Lawyers for Facebook, Google and Twitter will kick off two days of Congressional testimony starting tomorrow, as they speak to lawmakers about how Russia used their platforms during the 2016 election.
Facebook’s General Counsel Colin Stretch, Twitter’s acting General Counsel Sean Edgett and Google’s Director of Law Enforcement and Information Security Richard Salgado will testify before a subcommittee of the Senate Judiciary Committee on Tuesday.
Then, on Wednesday, both Stretch and Edgett, along with Google’s General Counsel Kent Walker, will give public testimony to members of both the House and the Senate Intelligence Committees.
Sen. Lindsey Graham’s Judiciary subcommittee will get the first crack at representatives for Facebook, Google and Twitter as the social media giants kick off two days of Congressional hearings about Russian influence starting tomorrow
On Wednesday, the Senate Judiciary Committee, led by Sens. Richard Burr (left), the Republican, and Mark Warner (right), the Democrat, will hear testimony from the top lawyers at Facebook, Google, and Twitter
The House Intelligence Committee, whose ranking member is Rep. Adam Schiff (pictured), a Democrat from California, will hear from the social media representatives as well, to ask questions about Russian-financed ads on the three popular sites
The Senate Judiciary Committee, the Senate Intelligence Committee and the House Intelligence Committee are all conducting their own Russia probes, separate from the special counsel’s investigation led by Robert Mueller.
Sen. Lindsey Graham, a Republican from South Carolina, chairs the Senate Judiciary Committee’s Subcommittee on Crime and Terrorism and explained to Politico that the Tuesday hearing will focus on ‘radicalization on the internet.’
He added that he thought it was ‘pretty clear’ that the Intelligence committee ‘had a real reason to be talking with these people about the way Russia acts and the intelligence behind who is buying these ads.’
But he believed it was important for members of his subcommittee to get a chance to question representatives from Facebook, Twitter and Google too.
Graham said he wants to speak to them about legislation co-sponsored by Sens. Amy Klobuchar, a Democrat from Minnesota, Mark Warner, a Democrat from Virginia and John McCain, a Republican from Arizona.
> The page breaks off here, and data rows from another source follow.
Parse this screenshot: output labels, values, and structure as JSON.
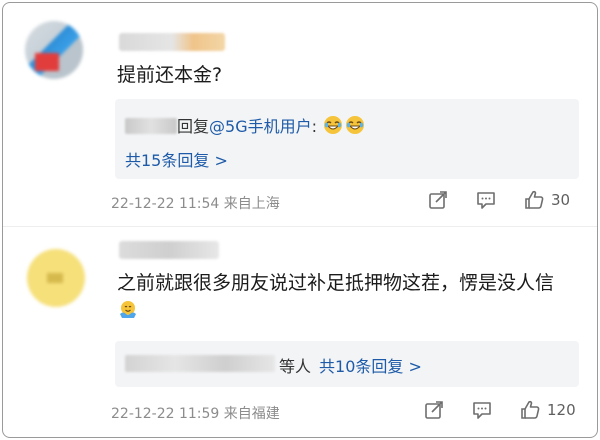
{
  "comments": [
    {
      "text": "提前还本金?",
      "reply": {
        "prefix": "回复",
        "mention": "@5G手机用户",
        "colon": ":",
        "count_label": "共15条回复 >"
      },
      "meta": "22-12-22 11:54 来自上海",
      "likes": "30"
    },
    {
      "text": "之前就跟很多朋友说过补足抵押物这茬，愣是没人信",
      "reply": {
        "suffix_text": "等人",
        "count_label": "共10条回复 >"
      },
      "meta": "22-12-22 11:59 来自福建",
      "likes": "120"
    }
  ],
  "colors": {
    "link": "#1d5aa8",
    "meta": "#8c8c8c",
    "reply_bg": "#f3f4f6"
  },
  "icons": [
    "share-icon",
    "comment-icon",
    "like-icon",
    "laugh-cry-emoji",
    "hug-emoji"
  ]
}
The legislation would mandate new rules for online political advertising, which would make sourcing more transparent.
Facebook announced several days ago some changes to its platform that would get the ball rolling, including that political advertisers would have to verify their identities.
Twitter made a similar announcement as well.
‘How do we deal with it? Do we need walls, or can you do it internally?’ Graham mused. ‘When it comes to Facebook advertising and social media advertising, it’s the Wild Wild West.’
The next day, counsels for the three companies will head first to the Senate Intelligence Committee for an open hearing entitled ‘Social Media Influence in the 2016 U.S. Elections.’
And then they’ll move to the House Intelligence Committee for what’s being called a task force open meeting with social media companies.
Sen. Richard Burr, the chairman of the Senate Intelligence Committee, along with the panel’s top Democrat, Sen. Mark Warner, have pressed Facebook, especially, to release ads purchased by the Russians to the public.
‘I was concerned at first that some of these social media companies did not take this threat seriously enough,’ Warner said at a press conference giving an update on the Russia probe earlier this month. ‘I believe they are recognizing that threat now.’
Rep. Adam Schiff, the top Democrat on the House Intelligence Committee, has also said he wants Americans to be able to see the ad buys.
On September 6, Facebook announced publicly that the company had sniffed out some 3,000 ads believed to have been bought by the Russians that focused on ‘amplifying divisive social and political messages across the ideological spectrum.’
Some of the more blatantly political ads, Politico found, urged voters to choose Sen. Bernie Sanders over Hillary Clinton, or suggested they vote for Green Party hopeful Jill Stein in the general election.
Stretch, Facebook’s general counsel, announced later in September that the company had decided to hand over the ads to Congressional investigators.
The company’s COO Sheryl Sandberg told Axios in mid-October that she supported the ads being released publicly as well, though said she supported it being done through Congress.
Burr has said it doesn’t work that way.
‘We don’t release documents provided to our committee, period,’ Burr said. ‘Clearly if any of the social media companies would like to do it, we’re fine with them doing it.’
Mueller’s investigation, according to Business Insider, may also be a stumbling block.
Lawmakers will likely ask Facebook, Google and Twitter’s representatives about the various Russian-financed ad campaigns over the course of the three hearings.
Of interest is how Russians were able to target the ads, and if it looked like they had American help.